Managers are strongly focused on the money aspects of any project, and the higher you go in management, the more that dominates their thinking. Knowing that is an important part of building a successful relationship with a manager. You can’t change their focus, but you can take that into account when you work with them, and it often helps to explain their actions, especially when they don’t do what you would like.
Other topics that come up in the video course include:
- The natural reason why so many of our managers so bad
- The crucial question of loyalty
- Strategies you can use from the Iterated Prisoner’s Dilemma problem
- Determining your manager’s communication preferences
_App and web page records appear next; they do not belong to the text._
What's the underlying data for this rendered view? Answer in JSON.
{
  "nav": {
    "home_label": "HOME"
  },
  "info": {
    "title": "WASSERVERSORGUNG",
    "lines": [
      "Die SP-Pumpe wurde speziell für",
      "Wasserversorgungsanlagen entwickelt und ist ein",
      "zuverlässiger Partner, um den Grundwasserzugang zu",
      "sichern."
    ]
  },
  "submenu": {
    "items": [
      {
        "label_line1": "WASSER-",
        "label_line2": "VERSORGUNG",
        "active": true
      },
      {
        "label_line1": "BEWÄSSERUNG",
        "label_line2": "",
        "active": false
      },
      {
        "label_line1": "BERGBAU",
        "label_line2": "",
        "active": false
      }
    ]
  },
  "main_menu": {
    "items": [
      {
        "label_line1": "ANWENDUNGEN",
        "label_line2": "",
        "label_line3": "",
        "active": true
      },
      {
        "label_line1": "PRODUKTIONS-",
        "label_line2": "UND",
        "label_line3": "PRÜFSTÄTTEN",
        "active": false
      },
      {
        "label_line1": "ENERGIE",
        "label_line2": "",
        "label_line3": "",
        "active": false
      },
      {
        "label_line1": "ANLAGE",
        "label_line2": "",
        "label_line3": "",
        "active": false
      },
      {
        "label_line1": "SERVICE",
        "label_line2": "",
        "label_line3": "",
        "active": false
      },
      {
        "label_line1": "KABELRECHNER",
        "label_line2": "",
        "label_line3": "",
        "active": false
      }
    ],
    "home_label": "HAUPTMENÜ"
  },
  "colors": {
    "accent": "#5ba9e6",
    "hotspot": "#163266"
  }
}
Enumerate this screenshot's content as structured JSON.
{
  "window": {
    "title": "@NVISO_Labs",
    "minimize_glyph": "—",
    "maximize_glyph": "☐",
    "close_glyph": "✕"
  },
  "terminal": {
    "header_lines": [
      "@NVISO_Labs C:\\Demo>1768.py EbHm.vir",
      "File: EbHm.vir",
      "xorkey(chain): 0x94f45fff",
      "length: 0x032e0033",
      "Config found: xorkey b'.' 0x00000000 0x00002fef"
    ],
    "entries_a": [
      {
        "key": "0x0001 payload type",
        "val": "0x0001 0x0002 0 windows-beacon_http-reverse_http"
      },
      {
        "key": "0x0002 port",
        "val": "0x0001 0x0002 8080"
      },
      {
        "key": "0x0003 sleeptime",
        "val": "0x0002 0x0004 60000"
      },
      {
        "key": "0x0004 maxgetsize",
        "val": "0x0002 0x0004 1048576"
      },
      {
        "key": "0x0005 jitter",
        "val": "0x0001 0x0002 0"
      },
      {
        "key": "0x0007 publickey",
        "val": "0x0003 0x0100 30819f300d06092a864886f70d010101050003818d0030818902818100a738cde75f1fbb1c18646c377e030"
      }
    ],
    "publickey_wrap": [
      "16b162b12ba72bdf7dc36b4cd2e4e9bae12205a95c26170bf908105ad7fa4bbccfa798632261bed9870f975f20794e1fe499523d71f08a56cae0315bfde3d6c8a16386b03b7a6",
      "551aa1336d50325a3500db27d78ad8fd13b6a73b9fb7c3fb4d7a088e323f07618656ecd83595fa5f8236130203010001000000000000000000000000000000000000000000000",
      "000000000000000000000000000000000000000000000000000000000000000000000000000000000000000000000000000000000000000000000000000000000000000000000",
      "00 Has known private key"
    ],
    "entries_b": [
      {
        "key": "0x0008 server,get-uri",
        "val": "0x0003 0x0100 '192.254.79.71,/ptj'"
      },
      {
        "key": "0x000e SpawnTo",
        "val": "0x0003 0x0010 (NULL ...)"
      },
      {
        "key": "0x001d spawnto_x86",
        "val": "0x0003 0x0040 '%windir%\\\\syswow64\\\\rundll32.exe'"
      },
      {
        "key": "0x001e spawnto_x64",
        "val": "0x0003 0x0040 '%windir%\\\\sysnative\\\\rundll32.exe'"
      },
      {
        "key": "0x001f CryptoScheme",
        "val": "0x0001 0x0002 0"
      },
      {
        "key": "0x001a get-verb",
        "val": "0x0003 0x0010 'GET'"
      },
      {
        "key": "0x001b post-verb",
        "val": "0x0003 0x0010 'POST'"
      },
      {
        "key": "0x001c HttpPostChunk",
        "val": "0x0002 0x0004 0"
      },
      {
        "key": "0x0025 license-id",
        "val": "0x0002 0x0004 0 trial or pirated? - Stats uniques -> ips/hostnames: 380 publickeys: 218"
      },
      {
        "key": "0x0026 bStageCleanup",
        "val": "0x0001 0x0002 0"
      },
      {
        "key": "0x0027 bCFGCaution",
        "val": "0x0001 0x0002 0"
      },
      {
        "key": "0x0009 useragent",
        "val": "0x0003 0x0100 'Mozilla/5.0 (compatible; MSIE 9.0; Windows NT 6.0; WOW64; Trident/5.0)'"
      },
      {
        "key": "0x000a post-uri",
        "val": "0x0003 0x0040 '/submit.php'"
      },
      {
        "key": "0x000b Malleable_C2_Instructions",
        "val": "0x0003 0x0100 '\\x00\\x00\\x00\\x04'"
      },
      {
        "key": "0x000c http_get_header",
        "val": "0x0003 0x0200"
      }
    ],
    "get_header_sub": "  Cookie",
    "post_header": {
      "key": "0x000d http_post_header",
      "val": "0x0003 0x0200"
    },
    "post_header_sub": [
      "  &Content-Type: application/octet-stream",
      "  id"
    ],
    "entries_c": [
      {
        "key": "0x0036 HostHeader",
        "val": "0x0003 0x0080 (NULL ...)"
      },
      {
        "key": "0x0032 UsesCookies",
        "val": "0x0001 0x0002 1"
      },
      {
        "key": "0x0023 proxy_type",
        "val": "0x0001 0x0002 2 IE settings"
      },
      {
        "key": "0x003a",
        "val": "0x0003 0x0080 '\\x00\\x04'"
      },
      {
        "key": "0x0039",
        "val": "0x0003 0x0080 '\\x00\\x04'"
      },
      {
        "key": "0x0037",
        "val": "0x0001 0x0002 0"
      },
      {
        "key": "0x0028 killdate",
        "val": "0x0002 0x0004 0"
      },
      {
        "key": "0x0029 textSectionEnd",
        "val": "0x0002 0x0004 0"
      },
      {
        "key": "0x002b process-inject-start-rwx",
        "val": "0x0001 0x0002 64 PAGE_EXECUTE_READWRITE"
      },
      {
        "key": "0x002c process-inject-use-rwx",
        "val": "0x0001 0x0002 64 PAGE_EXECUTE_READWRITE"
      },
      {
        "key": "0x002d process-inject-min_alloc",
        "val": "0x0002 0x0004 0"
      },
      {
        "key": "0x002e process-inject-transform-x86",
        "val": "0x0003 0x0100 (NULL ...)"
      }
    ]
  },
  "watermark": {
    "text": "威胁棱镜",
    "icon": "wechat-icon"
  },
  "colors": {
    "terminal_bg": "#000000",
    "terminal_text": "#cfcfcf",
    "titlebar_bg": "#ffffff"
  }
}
That last issue makes use of personality typing techniques, which are controversial at best. The controversy usually arises from applying them incorrectly in industry. When I talk about them, I’m not trying to convince you that they describe reality in any detail, and I’m certainly not trying to get you spend any money. I just use them to help you figure out how to make your arguments in a way that is most likely to be heard by your manager, maximizing the likelihood you will get what you want.
I also have a series of what I call constructive loyalty “How To’s”, like how good enough answers today are much, much better than great answers next week, and understanding that Your Boss Is Not Your Friend, and how to use lessons from Reflective Listening to participate in discussions with your manager when you would rather not, and finally, the Best Way To Tell Your Boss He Or She Is Completely Wrong.
I’m hoping to create a series of blog posts here to describe some of these features in detail, assuming I can free up time from other commitments. Many of the topics I talk about do not appear to be common knowledge, and have come from several bad decisions I made during my career (old saying: “Good judgement comes from experience, but experience comes from bad judgement”), so I want to help others benefit from my thinking and especially from my mistakes.
The inimitable Dan Woods (@danveloper on Twitter and now a manager at Target in Minneapolis) once called a version of this talk the “best talk of the conference” at UberConf, and a friend of mine who is a former Senior Vice President at a Fortune 500 company agreed with many of the recommendations and offered his own advice in several areas. As I say, it’s been one of my most successful talks for years, and now it’s recorded, in expanded form, for anyone to see.
(Okay, anyone with a Safari account, but you can always sign up for the trial, watch the video, and then cancel. I won’t say anything if you won’t. Besides, Safari Books Online has tons of content, from books to videos to training classes. It’s basically the Netflix of technical (and business!) content, so you might like it anyway, especially if you can get your manager to pay for it.)
Since any reputation that I have is based on my work in technical areas, this video might not otherwise be noticed by people outside my direct community. I’m mentioning it here to try to give it a bit more exposure. If you like it, great! Feel free to leave a comment on it. Otherwise, hopefully you’ll find a few ideas to think about in your future career.
Finally, feel free to tell me “that turns out not to be the case” on Twitter (I’m @kenkousen there) if you disagree with everything I said.